== Exercise prompt ==
The answer must be a single number: the count of lines in the records below that contain the word "video".

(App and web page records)
————

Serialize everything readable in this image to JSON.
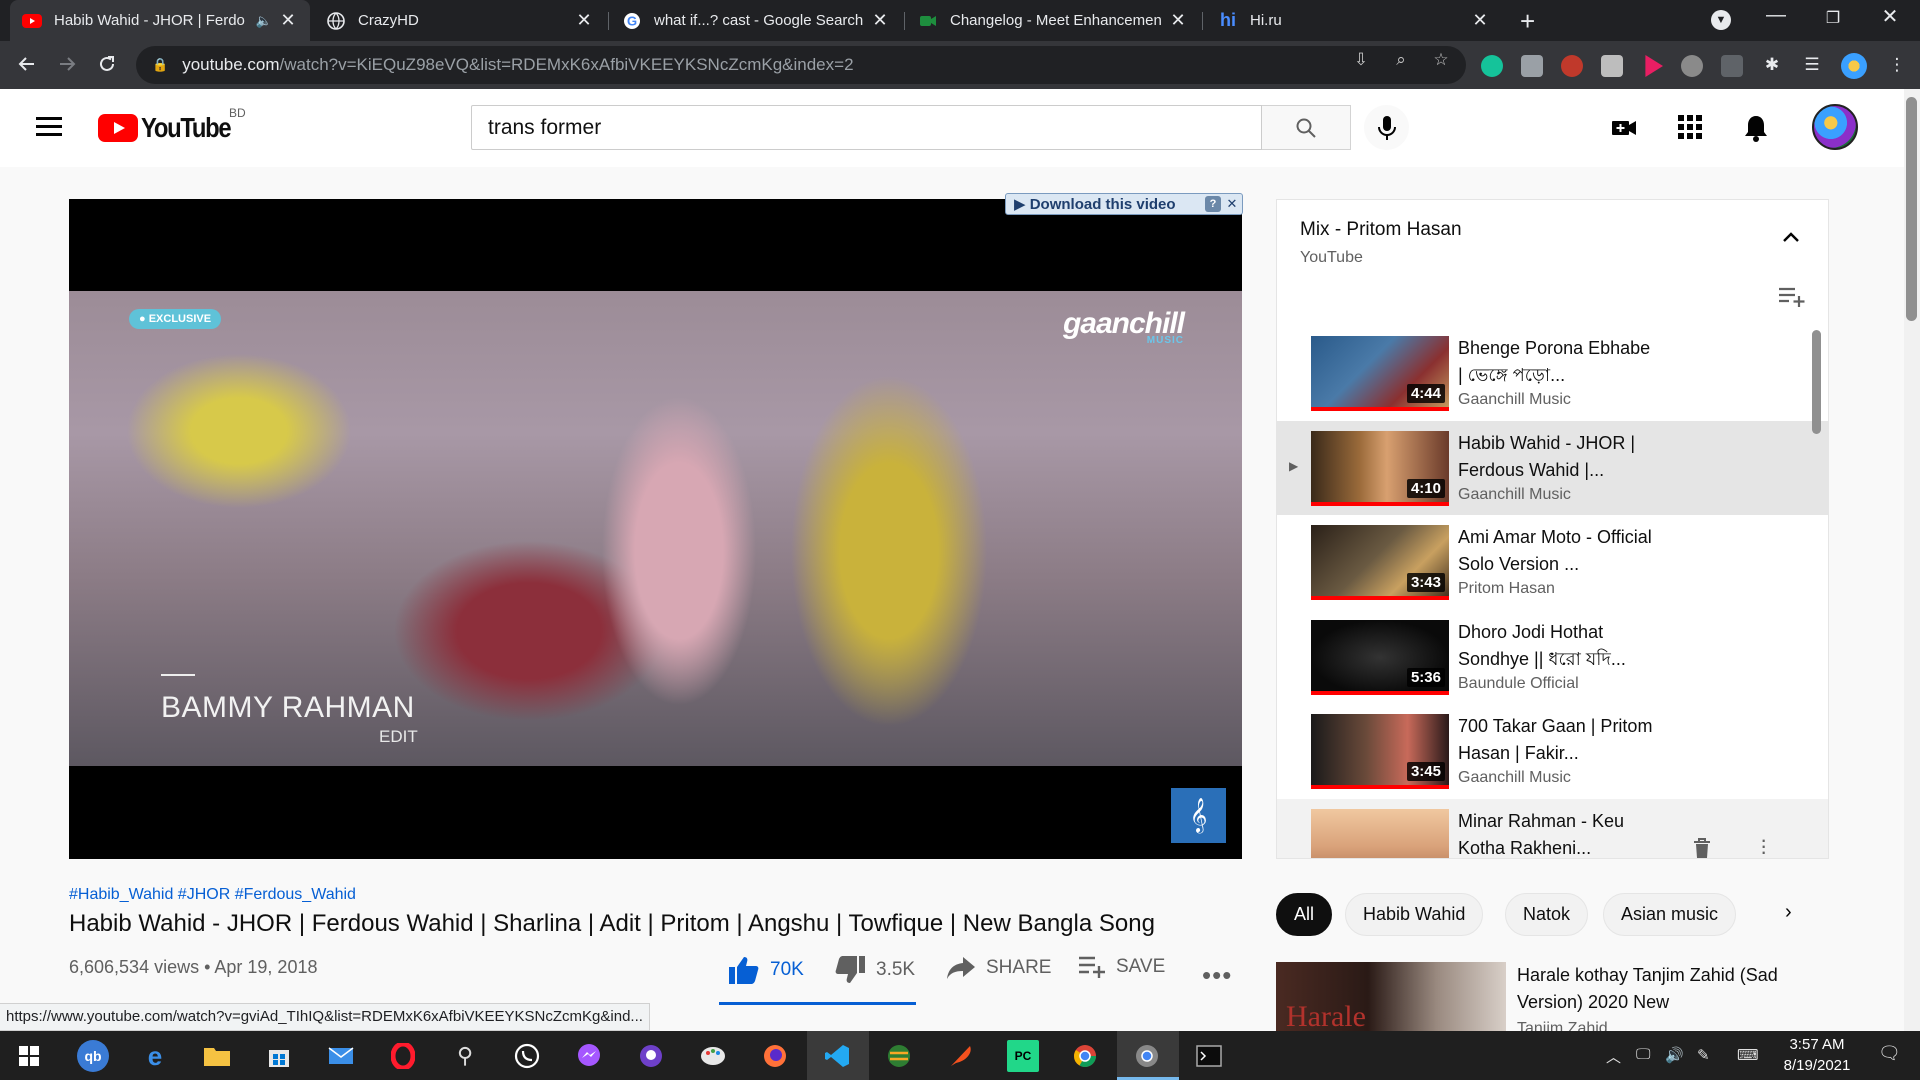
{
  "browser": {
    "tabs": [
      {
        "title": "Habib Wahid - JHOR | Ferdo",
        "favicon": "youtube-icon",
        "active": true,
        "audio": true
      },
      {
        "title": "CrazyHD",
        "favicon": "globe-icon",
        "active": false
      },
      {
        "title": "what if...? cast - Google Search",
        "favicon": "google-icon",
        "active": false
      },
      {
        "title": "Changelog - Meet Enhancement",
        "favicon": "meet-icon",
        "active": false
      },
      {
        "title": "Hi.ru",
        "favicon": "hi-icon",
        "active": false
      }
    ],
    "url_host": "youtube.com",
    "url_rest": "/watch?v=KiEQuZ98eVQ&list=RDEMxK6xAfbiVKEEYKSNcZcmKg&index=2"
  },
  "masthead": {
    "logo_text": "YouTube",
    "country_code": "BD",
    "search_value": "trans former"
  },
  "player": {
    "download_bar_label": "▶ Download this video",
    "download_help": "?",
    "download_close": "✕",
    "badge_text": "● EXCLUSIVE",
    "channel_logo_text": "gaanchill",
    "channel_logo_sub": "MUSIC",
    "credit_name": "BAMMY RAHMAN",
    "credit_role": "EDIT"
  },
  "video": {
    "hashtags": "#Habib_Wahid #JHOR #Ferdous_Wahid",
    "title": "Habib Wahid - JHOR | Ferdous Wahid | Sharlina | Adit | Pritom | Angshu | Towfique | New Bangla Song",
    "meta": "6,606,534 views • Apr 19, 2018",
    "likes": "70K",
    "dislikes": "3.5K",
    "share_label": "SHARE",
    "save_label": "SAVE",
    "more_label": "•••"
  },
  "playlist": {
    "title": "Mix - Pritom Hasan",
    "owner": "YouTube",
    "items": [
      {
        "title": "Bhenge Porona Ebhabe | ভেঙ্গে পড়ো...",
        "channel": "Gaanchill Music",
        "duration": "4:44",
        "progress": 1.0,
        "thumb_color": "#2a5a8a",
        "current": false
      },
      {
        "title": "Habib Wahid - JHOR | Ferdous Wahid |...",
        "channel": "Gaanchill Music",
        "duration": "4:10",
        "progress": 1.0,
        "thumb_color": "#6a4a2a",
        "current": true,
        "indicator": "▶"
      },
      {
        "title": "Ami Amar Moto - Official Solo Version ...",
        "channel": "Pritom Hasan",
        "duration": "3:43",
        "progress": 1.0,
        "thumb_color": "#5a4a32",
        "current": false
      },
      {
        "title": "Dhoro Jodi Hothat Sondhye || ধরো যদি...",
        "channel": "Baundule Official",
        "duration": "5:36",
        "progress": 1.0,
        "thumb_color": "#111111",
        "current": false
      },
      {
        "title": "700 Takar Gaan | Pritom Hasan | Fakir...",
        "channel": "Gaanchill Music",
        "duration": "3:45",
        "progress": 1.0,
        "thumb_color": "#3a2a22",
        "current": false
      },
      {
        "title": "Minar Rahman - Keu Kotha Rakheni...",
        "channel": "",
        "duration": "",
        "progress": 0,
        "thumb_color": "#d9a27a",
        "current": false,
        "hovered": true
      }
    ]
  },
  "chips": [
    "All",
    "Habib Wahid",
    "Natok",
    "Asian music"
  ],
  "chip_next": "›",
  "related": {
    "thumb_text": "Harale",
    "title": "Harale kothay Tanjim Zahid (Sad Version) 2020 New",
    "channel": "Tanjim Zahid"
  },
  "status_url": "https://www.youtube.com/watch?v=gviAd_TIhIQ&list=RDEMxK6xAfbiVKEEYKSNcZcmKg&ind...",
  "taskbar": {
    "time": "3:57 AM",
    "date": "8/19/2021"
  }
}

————

== Answer to this task ==
2